[TASK INSTRUCTIONS]: Look through the listing below and give the number of lines that hold "JSON". Say nothing more.

[RECORDS FOR PROCESSING]:
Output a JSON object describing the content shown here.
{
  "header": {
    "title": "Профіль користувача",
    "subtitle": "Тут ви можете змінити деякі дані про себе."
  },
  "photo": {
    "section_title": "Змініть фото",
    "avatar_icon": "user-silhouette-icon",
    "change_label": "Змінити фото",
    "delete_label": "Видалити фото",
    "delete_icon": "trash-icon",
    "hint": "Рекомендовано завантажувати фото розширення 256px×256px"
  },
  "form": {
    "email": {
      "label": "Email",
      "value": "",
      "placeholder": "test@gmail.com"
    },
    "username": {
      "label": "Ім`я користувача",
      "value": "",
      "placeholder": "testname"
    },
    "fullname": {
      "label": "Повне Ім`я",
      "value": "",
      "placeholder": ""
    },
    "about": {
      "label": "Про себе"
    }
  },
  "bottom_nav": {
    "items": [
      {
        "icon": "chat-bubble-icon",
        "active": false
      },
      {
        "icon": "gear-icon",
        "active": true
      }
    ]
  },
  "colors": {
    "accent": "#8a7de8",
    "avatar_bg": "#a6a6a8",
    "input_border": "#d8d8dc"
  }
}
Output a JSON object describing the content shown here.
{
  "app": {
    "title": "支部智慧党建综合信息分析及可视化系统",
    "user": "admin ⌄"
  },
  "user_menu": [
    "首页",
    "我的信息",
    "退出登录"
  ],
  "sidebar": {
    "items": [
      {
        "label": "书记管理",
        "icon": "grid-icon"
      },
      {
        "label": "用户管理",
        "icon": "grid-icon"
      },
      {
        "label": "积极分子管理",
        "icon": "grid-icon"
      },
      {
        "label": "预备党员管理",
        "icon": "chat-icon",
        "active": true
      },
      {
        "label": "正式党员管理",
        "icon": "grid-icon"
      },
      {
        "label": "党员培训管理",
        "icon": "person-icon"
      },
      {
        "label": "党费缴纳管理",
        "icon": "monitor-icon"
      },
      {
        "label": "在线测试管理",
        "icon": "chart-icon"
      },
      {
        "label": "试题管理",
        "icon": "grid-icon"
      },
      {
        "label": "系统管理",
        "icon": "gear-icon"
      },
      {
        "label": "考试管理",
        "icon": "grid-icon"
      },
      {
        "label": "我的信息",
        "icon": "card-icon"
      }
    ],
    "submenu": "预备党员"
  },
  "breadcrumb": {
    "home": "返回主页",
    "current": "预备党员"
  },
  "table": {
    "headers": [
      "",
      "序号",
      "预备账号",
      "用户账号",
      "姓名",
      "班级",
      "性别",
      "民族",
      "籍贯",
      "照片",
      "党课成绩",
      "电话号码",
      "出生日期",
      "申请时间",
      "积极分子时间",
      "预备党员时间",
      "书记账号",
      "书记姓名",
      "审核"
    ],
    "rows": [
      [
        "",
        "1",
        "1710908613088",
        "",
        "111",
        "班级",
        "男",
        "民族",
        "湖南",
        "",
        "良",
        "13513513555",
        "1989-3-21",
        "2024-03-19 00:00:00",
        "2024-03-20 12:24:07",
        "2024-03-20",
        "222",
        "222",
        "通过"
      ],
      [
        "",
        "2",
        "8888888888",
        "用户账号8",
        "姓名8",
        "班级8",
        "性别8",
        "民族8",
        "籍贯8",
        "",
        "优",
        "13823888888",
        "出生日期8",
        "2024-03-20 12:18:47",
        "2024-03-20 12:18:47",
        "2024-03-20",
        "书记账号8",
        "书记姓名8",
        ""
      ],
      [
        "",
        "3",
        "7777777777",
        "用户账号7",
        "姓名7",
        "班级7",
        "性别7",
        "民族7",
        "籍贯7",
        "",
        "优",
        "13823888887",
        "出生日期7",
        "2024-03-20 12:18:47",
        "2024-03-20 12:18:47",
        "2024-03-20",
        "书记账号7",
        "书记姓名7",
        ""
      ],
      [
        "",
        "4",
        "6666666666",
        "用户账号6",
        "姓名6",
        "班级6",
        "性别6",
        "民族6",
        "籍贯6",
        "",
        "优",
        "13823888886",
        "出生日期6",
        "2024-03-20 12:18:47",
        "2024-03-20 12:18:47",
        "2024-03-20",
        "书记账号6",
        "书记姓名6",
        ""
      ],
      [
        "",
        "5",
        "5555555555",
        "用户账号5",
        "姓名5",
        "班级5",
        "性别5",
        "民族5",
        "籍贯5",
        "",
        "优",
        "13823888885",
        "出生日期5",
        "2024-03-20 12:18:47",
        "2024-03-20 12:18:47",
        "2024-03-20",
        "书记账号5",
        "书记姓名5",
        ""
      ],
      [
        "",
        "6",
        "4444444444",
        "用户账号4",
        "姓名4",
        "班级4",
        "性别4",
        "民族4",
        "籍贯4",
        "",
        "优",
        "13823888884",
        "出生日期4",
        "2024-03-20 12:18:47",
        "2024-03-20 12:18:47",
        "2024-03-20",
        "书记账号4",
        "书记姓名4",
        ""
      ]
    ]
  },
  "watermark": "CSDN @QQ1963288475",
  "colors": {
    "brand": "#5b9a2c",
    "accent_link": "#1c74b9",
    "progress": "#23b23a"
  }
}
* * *
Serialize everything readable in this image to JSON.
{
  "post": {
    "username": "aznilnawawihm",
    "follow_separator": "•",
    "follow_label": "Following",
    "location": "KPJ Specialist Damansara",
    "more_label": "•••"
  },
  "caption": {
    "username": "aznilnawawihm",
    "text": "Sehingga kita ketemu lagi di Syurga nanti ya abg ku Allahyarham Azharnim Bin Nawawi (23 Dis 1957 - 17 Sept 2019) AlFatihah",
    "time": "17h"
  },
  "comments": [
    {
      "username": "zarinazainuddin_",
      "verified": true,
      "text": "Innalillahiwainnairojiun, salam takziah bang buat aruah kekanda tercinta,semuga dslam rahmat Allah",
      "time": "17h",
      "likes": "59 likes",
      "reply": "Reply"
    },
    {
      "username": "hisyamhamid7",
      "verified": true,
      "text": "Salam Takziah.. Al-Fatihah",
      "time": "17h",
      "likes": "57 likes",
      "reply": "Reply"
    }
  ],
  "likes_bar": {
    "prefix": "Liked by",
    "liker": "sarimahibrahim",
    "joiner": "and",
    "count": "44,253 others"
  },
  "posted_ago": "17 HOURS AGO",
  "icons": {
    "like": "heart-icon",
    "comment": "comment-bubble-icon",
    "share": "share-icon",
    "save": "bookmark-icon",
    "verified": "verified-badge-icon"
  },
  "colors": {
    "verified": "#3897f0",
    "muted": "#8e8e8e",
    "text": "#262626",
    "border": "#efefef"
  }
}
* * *
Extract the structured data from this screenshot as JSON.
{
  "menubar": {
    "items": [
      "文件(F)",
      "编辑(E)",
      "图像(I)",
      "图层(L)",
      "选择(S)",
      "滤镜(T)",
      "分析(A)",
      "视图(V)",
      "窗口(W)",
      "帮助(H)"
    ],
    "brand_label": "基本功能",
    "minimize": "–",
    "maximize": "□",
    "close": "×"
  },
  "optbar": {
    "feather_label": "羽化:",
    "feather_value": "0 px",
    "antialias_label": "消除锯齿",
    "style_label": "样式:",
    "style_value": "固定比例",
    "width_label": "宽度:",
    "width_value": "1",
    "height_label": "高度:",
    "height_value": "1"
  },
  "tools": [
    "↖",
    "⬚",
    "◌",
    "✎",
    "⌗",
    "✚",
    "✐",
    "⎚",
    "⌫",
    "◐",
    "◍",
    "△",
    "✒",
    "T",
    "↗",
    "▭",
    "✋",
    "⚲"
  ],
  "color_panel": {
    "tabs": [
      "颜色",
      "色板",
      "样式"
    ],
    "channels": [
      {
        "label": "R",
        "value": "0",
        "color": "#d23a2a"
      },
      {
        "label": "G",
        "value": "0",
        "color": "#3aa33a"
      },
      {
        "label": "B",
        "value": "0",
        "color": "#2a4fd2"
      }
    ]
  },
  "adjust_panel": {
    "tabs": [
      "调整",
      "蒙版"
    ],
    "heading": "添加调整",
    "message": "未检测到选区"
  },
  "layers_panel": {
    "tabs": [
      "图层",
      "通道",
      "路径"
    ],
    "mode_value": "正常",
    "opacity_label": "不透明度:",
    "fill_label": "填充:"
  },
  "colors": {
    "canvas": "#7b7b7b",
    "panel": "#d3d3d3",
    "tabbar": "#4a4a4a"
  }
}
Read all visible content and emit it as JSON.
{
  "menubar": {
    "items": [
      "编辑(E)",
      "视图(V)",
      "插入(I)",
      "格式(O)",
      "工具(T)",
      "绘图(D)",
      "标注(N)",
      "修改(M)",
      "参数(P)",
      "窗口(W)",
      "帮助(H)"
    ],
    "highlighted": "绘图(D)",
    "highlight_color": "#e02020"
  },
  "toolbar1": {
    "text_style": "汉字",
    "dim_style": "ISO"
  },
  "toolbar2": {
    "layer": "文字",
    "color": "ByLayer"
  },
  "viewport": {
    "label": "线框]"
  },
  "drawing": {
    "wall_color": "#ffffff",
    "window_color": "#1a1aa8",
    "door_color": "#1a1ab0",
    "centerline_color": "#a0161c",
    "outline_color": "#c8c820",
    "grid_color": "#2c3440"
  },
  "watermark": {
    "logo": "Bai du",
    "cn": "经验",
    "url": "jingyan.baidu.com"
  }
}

[TASK RESPONSE]: 5